There have been several instances where I’ve had to fight the urge to draw out a project in AutoCAD, or on engineering graph paper. So far I’ve been successful in the fight, but suspect that it’s only a matter of time before I give in.

Fact Three:

Besides crocheting in my spare time, I also write fan fiction.

For the most part, I try to keep my crocheting and writing profiles separate. I don’t want people who enjoy one thing, to feel pressured to check out the other if they’re not really interested in it.

However, if you enjoy reading fan fiction, then by all means check out my profile over at fanfiction.net. I have thirteen stories so far, most of which are one-shots. Categories vary from Harry Potter, Justice League, Avengers, Clare B. Dunkle, Song of the Lioness, Protector of the Small, Leverage, Disney, and a few others.

If you’re not into fan fiction, that’s fine, and continue onto Fact Four.

Fact Four:

I do love things other than Pokemon. I’m a huge fan of everything Disney; TV shows like Big Bang Theory, Supernatural, Leverage, White Collar, Young Justice, and more; and animes such as Yu Yu Hakusho, Hetalia: Axis Powers, and Ghost Hunt. That’s just to name a few. As for games besides Pokemon, my favorites include the Professor Layton games, and Sims for PC.

Fact Five:

I was doing amigurumi before I knew what it was.

During my first summer crocheting, the person who was teaching me knew that I loved Tweety, and bought me a Looney Tunes crocheting book from our local Hobby Lobby store. Using the pattern from the book, I created my own Tweety bird.

I would post a picture, but Tweety is currently located in a storage tote full of old craft projects which is buried under a pile of more totes. Once I get an actual engineering job (fingers crossed), I’ll have a new place to live and will able to unpack Tweety and take a picture of all his Tweety-ness. Until then, he’s sadly stuck in the tote.

I’d like to thank Gemma Taylor for giving me this award, along with everybody who has visited my blog in the past three months, despite no updates. With luck, my next project should be up soon.

Eeeveelutions All Together

Now that my eeveelutions are done, I felt that some group shots were necessary.

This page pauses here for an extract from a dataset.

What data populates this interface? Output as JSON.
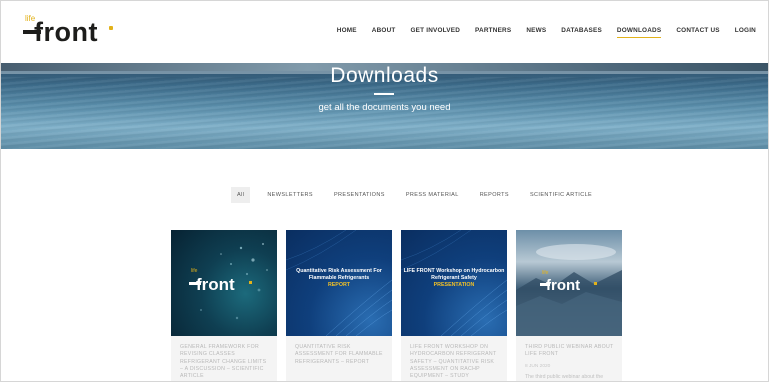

I also think some new eeveelutions are due.  All eeveelutions relate to some type of natural element: water, ice, fire, plants, night, day, electricity, but it seems like there’s still other elements.  Air (one that can fly would be awesome), the earth or metals, that’s all I can think of at the moment, but I’m always up for more eevees, what about you?

Enough rambling, hope you enjoy the pictures.

All Together In Pokedex Order (Vaporeon, Jolteon, Flareon, Espeon, Umbreon, Leafeon, Umbreon):

The Orignal Three (Generation I: Vaporeon, Jolteon, Flareon):

Day and Night (Generation II: Espeon, Umbreon):

Plants and Ice (Generation IV: Leafeon, Glaceon):

And Piplup hanging out with the eeveelutions: